%%

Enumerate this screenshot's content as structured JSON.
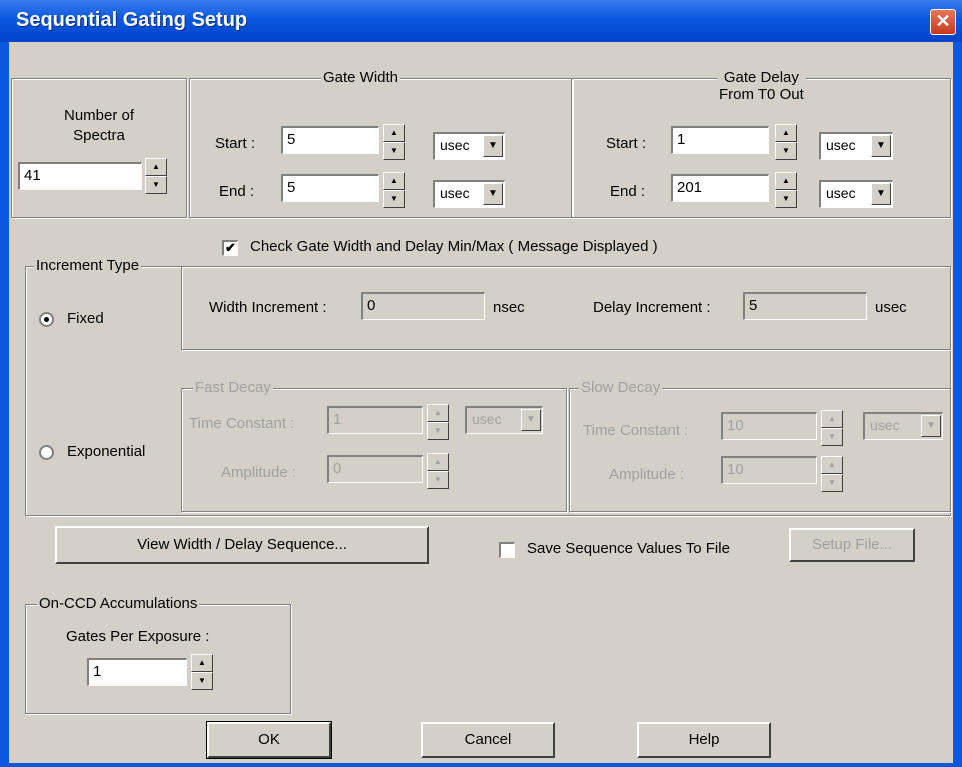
{
  "window": {
    "title": "Sequential Gating Setup",
    "close_glyph": "✕"
  },
  "spectra": {
    "label": "Number of\nSpectra",
    "value": "41"
  },
  "gate_width": {
    "title": "Gate Width",
    "start_label": "Start :",
    "start_value": "5",
    "start_unit": "usec",
    "end_label": "End :",
    "end_value": "5",
    "end_unit": "usec"
  },
  "gate_delay": {
    "title": "Gate Delay\nFrom T0 Out",
    "start_label": "Start :",
    "start_value": "1",
    "start_unit": "usec",
    "end_label": "End :",
    "end_value": "201",
    "end_unit": "usec"
  },
  "check_minmax": {
    "label": "Check Gate  Width and Delay Min/Max ( Message Displayed )",
    "checked": true
  },
  "increment": {
    "title": "Increment Type",
    "fixed_label": "Fixed",
    "exponential_label": "Exponential",
    "selected": "fixed",
    "width_label": "Width Increment :",
    "width_value": "0",
    "width_unit": "nsec",
    "delay_label": "Delay Increment :",
    "delay_value": "5",
    "delay_unit": "usec"
  },
  "fast_decay": {
    "title": "Fast Decay",
    "time_label": "Time Constant :",
    "time_value": "1",
    "time_unit": "usec",
    "amp_label": "Amplitude :",
    "amp_value": "0"
  },
  "slow_decay": {
    "title": "Slow Decay",
    "time_label": "Time Constant :",
    "time_value": "10",
    "time_unit": "usec",
    "amp_label": "Amplitude :",
    "amp_value": "10"
  },
  "sequence": {
    "view_button": "View Width / Delay Sequence...",
    "save_label": "Save Sequence Values To File",
    "save_checked": false,
    "setup_button": "Setup File..."
  },
  "accumulations": {
    "title": "On-CCD Accumulations",
    "gates_label": "Gates Per Exposure :",
    "gates_value": "1"
  },
  "buttons": {
    "ok": "OK",
    "cancel": "Cancel",
    "help": "Help"
  },
  "icons": {
    "spin_up": "▲",
    "spin_down": "▼",
    "dropdown": "▼",
    "check": "✔"
  }
}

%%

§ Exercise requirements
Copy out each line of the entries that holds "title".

§ Solved exercise
    "title": "Sequential Gating Setup",
    "title": "Gate Width",
    "title": "Gate Delay\nFrom T0 Out",
    "title": "Increment Type",
    "title": "Fast Decay",
    "title": "Slow Decay",
    "title": "On-CCD Accumulations",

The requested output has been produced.